-- Data in this exercise follows --

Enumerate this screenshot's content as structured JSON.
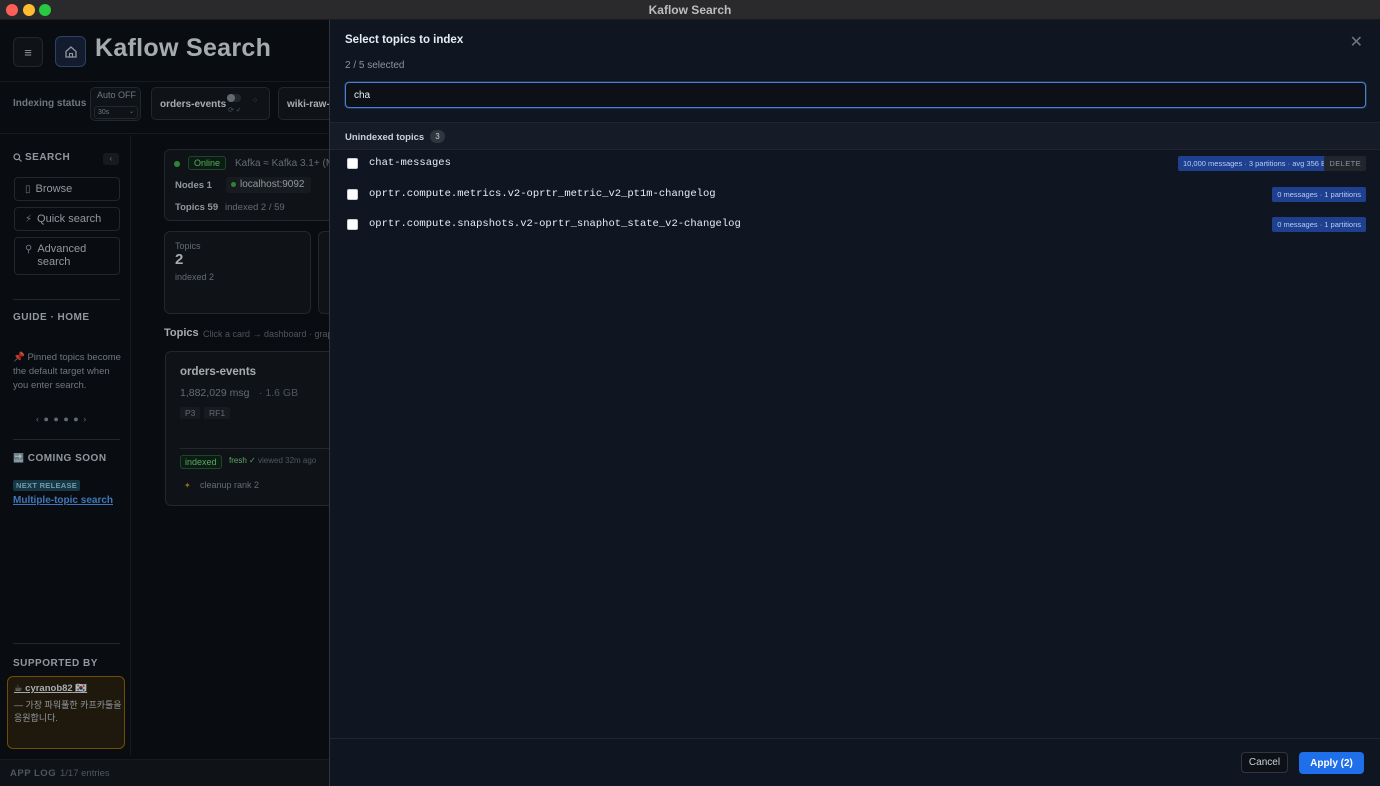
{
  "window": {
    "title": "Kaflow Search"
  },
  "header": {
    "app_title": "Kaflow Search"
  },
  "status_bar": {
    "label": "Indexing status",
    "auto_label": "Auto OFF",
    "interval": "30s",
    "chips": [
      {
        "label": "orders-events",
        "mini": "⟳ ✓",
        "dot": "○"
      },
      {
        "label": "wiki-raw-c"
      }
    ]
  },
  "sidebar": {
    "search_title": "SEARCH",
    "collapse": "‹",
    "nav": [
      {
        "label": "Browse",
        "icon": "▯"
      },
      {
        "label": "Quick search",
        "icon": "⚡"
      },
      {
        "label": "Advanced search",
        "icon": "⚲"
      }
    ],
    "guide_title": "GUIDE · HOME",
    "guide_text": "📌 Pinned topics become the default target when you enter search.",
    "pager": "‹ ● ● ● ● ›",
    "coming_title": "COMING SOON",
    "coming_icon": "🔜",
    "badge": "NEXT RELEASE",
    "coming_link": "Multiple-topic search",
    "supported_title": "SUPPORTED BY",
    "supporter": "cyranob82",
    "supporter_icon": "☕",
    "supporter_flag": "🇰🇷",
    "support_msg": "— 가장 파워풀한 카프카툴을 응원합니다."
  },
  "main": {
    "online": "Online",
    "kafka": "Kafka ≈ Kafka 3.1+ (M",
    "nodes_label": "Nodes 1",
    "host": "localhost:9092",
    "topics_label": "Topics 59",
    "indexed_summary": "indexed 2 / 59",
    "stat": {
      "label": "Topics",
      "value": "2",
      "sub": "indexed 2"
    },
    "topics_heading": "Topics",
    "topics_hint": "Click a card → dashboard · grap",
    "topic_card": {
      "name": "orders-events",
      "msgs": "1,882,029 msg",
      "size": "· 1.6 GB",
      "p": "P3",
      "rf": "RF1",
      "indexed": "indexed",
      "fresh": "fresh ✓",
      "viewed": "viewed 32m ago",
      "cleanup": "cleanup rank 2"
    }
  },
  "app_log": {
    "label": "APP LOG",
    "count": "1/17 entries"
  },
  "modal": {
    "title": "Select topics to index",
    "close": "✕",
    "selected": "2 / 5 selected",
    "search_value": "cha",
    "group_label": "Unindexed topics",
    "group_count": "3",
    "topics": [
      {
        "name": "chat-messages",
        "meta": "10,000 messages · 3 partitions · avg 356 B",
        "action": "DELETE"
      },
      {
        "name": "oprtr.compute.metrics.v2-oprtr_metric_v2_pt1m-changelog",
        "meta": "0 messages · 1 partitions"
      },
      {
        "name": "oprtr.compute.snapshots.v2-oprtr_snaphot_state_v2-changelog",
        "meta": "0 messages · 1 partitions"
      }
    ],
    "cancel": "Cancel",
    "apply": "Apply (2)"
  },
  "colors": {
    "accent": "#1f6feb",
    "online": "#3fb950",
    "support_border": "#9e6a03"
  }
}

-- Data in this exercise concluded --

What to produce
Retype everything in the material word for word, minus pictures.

Response
Enumerate this screenshot's content as structured JSON.
{
  "window": {
    "title": "Kaflow Search"
  },
  "header": {
    "app_title": "Kaflow Search"
  },
  "status_bar": {
    "label": "Indexing status",
    "auto_label": "Auto OFF",
    "interval": "30s",
    "chips": [
      {
        "label": "orders-events",
        "mini": "⟳ ✓",
        "dot": "○"
      },
      {
        "label": "wiki-raw-c"
      }
    ]
  },
  "sidebar": {
    "search_title": "SEARCH",
    "collapse": "‹",
    "nav": [
      {
        "label": "Browse",
        "icon": "▯"
      },
      {
        "label": "Quick search",
        "icon": "⚡"
      },
      {
        "label": "Advanced search",
        "icon": "⚲"
      }
    ],
    "guide_title": "GUIDE · HOME",
    "guide_text": "📌 Pinned topics become the default target when you enter search.",
    "pager": "‹ ● ● ● ● ›",
    "coming_title": "COMING SOON",
    "coming_icon": "🔜",
    "badge": "NEXT RELEASE",
    "coming_link": "Multiple-topic search",
    "supported_title": "SUPPORTED BY",
    "supporter": "cyranob82",
    "supporter_icon": "☕",
    "supporter_flag": "🇰🇷",
    "support_msg": "— 가장 파워풀한 카프카툴을 응원합니다."
  },
  "main": {
    "online": "Online",
    "kafka": "Kafka ≈ Kafka 3.1+ (M",
    "nodes_label": "Nodes 1",
    "host": "localhost:9092",
    "topics_label": "Topics 59",
    "indexed_summary": "indexed 2 / 59",
    "stat": {
      "label": "Topics",
      "value": "2",
      "sub": "indexed 2"
    },
    "topics_heading": "Topics",
    "topics_hint": "Click a card → dashboard · grap",
    "topic_card": {
      "name": "orders-events",
      "msgs": "1,882,029 msg",
      "size": "· 1.6 GB",
      "p": "P3",
      "rf": "RF1",
      "indexed": "indexed",
      "fresh": "fresh ✓",
      "viewed": "viewed 32m ago",
      "cleanup": "cleanup rank 2"
    }
  },
  "app_log": {
    "label": "APP LOG",
    "count": "1/17 entries"
  },
  "modal": {
    "title": "Select topics to index",
    "close": "✕",
    "selected": "2 / 5 selected",
    "search_value": "cha",
    "group_label": "Unindexed topics",
    "group_count": "3",
    "topics": [
      {
        "name": "chat-messages",
        "meta": "10,000 messages · 3 partitions · avg 356 B",
        "action": "DELETE"
      },
      {
        "name": "oprtr.compute.metrics.v2-oprtr_metric_v2_pt1m-changelog",
        "meta": "0 messages · 1 partitions"
      },
      {
        "name": "oprtr.compute.snapshots.v2-oprtr_snaphot_state_v2-changelog",
        "meta": "0 messages · 1 partitions"
      }
    ],
    "cancel": "Cancel",
    "apply": "Apply (2)"
  },
  "colors": {
    "accent": "#1f6feb",
    "online": "#3fb950",
    "support_border": "#9e6a03"
  }
}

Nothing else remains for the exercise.